Merrimack, N.H., Feb 28, 2013 / 04:03 am (CNA).- A U.S. theology professor’s new book seeks to revitalize society through the “integrated whole of the Catholic vision,” found in the four pillars of the Catechism of the Catholic Church.
Dr. Ryan Topping of Thomas More College of Liberal Arts in Merrimack, N.H., said that the task of evangelizing formerly Christian societies “requires effort on all fronts.”
“Bishops have their part, as do religious, as do politicians; but it is in the field of the family that most of us need to begin our work,” he told CNA Feb. 26.
Topping’s new publication, “Rebuilding Catholic Culture,” was released in January by Sophia Institute Press.
It outlines his belief is that Catholic tradition, as it is found in the Creed and in the Church’s liturgy, moral teachings, and mystical practice, must be recovered if Western culture is to be shaped by Catholicism again.
The book concludes that the four practical measures which need to be taken so that Western culture can be evangelized are an end to abortion; having more children; teaching them Latin; and building beautiful churches.
The first three all concern the rearing of children and family life – the first school of prayer – to which much of Topping’s thought is directed.
“The first vocation crisis is in the family,” he said.

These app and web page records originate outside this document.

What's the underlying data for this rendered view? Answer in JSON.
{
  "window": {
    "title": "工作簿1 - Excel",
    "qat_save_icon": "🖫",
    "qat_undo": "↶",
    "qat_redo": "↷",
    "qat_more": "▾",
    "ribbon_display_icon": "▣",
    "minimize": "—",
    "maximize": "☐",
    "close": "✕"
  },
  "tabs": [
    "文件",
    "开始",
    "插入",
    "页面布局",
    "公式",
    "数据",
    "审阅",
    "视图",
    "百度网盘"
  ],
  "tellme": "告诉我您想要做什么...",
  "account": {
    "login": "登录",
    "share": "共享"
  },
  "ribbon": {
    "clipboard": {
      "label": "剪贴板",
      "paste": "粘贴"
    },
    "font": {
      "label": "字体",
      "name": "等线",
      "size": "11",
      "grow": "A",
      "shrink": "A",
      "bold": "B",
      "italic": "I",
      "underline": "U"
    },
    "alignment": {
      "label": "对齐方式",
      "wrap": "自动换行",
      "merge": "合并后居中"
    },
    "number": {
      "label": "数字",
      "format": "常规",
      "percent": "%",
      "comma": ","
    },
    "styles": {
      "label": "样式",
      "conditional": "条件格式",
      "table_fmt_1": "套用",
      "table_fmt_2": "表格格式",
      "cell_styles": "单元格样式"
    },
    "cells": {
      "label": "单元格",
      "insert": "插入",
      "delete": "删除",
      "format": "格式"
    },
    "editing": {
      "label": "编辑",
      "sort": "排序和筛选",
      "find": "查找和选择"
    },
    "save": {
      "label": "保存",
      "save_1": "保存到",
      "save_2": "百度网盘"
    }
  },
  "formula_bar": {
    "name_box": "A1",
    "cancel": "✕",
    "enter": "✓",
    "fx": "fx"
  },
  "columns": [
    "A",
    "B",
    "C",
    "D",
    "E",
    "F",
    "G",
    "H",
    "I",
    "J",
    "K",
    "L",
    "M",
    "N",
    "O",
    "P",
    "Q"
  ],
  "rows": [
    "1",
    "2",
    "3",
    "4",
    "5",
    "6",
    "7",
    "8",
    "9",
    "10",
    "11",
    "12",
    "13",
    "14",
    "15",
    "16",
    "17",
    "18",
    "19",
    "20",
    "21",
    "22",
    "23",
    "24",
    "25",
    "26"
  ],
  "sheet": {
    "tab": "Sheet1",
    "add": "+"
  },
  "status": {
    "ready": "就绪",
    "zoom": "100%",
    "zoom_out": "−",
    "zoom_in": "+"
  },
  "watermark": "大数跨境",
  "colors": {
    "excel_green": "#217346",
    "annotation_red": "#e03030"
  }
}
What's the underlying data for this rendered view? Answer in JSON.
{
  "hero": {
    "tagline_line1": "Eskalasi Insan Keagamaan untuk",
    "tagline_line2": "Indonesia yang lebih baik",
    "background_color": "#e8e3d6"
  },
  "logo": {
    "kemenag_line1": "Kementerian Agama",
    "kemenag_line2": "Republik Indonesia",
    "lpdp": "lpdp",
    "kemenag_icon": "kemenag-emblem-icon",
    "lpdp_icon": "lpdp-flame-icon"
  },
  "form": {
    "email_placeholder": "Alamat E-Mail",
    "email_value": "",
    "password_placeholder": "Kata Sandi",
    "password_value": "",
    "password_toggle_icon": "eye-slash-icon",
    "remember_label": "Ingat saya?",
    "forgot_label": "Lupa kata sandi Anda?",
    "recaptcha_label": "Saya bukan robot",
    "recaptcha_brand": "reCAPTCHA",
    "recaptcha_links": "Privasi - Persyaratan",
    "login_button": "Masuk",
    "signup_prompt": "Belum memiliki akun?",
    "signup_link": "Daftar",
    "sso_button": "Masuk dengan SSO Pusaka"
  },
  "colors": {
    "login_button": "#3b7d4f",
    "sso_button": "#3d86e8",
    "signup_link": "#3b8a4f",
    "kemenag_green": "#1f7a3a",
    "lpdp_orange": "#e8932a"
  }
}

Recognizing that grace builds on nature, he pointed out that prayer before meals only makes sense when families bother to eat together. But “in many homes basic civilities – like eating together – are no longer habitual.”
Small natural acts like eating as a family are the first steps toward sanctity, and towards evangelization, he said. He highlighted the the link between culture and cult – worship. “For Catholic family life, this means that all our routines must, somehow, be ordered to or flow from the Mass,” he said.
“Each Sunday for us is to be a ‘little Easter’…We need desperately to relearn the joy of leisure. After Mass, have a feast. Put away the computer. Invite someone over from church. Read to your kids. Walk with your wife. Play the piano,” offered Topping, who is a father of five.
“Since our house is full of young children, our family has grown particularly fond of the Feast of St. John Bosco,” he shared.
“Whenever his day roles around, we invite other children, tell the story of his life, then turn our house into a carnival with jumping competitions, shoot-outs, and musical chairs.”
Topping believes the recovery of Latin is important because – as mid-20th century pope John XXIII said – it unifies, stabilizes, and elevates.
“Most of the contemporary educational establishment is terrified of the classics because they breed in students a kind of independence of spirit that massive state funded institutions cannot manage,” he said.
“Places like Christendom College, Our Lady Seat of Wisdom, and Thomas More College – where I happen to teach – have become islands of sanctity in part because they put students in touch with the great works of Christian civilization.”
Topping also touches on sacred architecture in his book, writing that “the recovery of beauty as a theological category has been one of the singular gains in Catholic thought in more recent reflection.”
He hopes that Catholic churches, and liturgies, will become beautiful, enchanting places and events that have an evangelizing power.
“Liturgy must seek first to show the glory of the Lord…revive cult, and culture will eventually follow,” Topping writes.
In his remarks to CNA, he noted that “enchanted liturgy…is in the first instance liturgy faithfully rendered,” adding that participants at Mass must first of all be prayerful.
“As Pope Benedict XVI has taken great pains to make clear, active participation refers primarily to an interior motion,” Topping said. “We are active at Mass not so much when we are busy, as when we are attentive.”
“If the Eucharist is the summit of the faith, then our music, posture, and dress ought to communicate devotion.”
Topping discussed how reason can reach objective artistic judgments about sacred music and art, and that such judgments are not “merely a matter of taste.”
“A long tradition of philosophical thinking – beginning with Plato – concludes that each kind of music contains its own distinct ethos, or moral character…Liturgy requires the right setting too, the right mood or feeling, which is why not any form of music will fit,” he explained.
“Rebuilding Catholic Culture” includes a foreword by Dominican theologian Father Aidan Nichols, who praises the book’s compelling yet easily accessible approach.
Reflecting Topping’s recognition of beauty’s power to evangelize, the book includes a prominent use of poetry and visual art.
“The images in Rebuilding Catholic Culture are drawn from various countries, themes, and times, including our own,” Topping said.
“In a modest way I hope that the images and poetry can add vigor to the claim that Catholicism not only transformed our culture in the past, but can do so again.”
He is concerned to show that “Catholicism is not only true. it is beautiful.” The presentation of the faith, he added, “must not only be logically compelling, but aesthetically, and morally convincing” as well.